→ Brief
Copy the listing exactly. Omit nothing.

→ Provided data
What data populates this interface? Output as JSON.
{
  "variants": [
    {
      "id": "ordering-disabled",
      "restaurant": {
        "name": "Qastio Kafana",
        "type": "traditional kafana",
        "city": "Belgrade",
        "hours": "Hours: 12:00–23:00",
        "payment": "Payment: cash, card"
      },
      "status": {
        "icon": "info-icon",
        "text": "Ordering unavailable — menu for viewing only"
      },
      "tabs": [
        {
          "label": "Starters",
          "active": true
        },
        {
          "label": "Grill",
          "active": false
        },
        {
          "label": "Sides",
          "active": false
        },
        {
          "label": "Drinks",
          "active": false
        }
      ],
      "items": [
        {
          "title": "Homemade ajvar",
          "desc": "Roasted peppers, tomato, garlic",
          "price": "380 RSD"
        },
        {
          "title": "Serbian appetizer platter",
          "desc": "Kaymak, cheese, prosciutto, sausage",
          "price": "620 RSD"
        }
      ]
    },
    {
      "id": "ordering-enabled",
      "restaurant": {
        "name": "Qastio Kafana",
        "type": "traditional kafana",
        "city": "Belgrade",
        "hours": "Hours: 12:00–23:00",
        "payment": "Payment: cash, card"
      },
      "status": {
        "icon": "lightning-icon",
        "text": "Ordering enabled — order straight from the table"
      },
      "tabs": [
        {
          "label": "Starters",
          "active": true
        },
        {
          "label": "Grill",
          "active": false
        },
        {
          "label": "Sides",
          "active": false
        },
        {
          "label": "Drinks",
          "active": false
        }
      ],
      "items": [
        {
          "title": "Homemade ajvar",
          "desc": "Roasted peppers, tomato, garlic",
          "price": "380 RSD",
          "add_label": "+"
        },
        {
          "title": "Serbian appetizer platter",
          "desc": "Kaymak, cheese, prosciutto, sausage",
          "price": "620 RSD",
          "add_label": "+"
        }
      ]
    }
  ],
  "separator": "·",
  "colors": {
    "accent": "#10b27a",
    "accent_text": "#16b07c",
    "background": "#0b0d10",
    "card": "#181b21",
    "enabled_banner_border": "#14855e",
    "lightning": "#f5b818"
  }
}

→ Task output
What data populates this interface? Output as JSON.
{
  "variants": [
    {
      "id": "ordering-disabled",
      "restaurant": {
        "name": "Qastio Kafana",
        "type": "traditional kafana",
        "city": "Belgrade",
        "hours": "Hours: 12:00–23:00",
        "payment": "Payment: cash, card"
      },
      "status": {
        "icon": "info-icon",
        "text": "Ordering unavailable — menu for viewing only"
      },
      "tabs": [
        {
          "label": "Starters",
          "active": true
        },
        {
          "label": "Grill",
          "active": false
        },
        {
          "label": "Sides",
          "active": false
        },
        {
          "label": "Drinks",
          "active": false
        }
      ],
      "items": [
        {
          "title": "Homemade ajvar",
          "desc": "Roasted peppers, tomato, garlic",
          "price": "380 RSD"
        },
        {
          "title": "Serbian appetizer platter",
          "desc": "Kaymak, cheese, prosciutto, sausage",
          "price": "620 RSD"
        }
      ]
    },
    {
      "id": "ordering-enabled",
      "restaurant": {
        "name": "Qastio Kafana",
        "type": "traditional kafana",
        "city": "Belgrade",
        "hours": "Hours: 12:00–23:00",
        "payment": "Payment: cash, card"
      },
      "status": {
        "icon": "lightning-icon",
        "text": "Ordering enabled — order straight from the table"
      },
      "tabs": [
        {
          "label": "Starters",
          "active": true
        },
        {
          "label": "Grill",
          "active": false
        },
        {
          "label": "Sides",
          "active": false
        },
        {
          "label": "Drinks",
          "active": false
        }
      ],
      "items": [
        {
          "title": "Homemade ajvar",
          "desc": "Roasted peppers, tomato, garlic",
          "price": "380 RSD",
          "add_label": "+"
        },
        {
          "title": "Serbian appetizer platter",
          "desc": "Kaymak, cheese, prosciutto, sausage",
          "price": "620 RSD",
          "add_label": "+"
        }
      ]
    }
  ],
  "separator": "·",
  "colors": {
    "accent": "#10b27a",
    "accent_text": "#16b07c",
    "background": "#0b0d10",
    "card": "#181b21",
    "enabled_banner_border": "#14855e",
    "lightning": "#f5b818"
  }
}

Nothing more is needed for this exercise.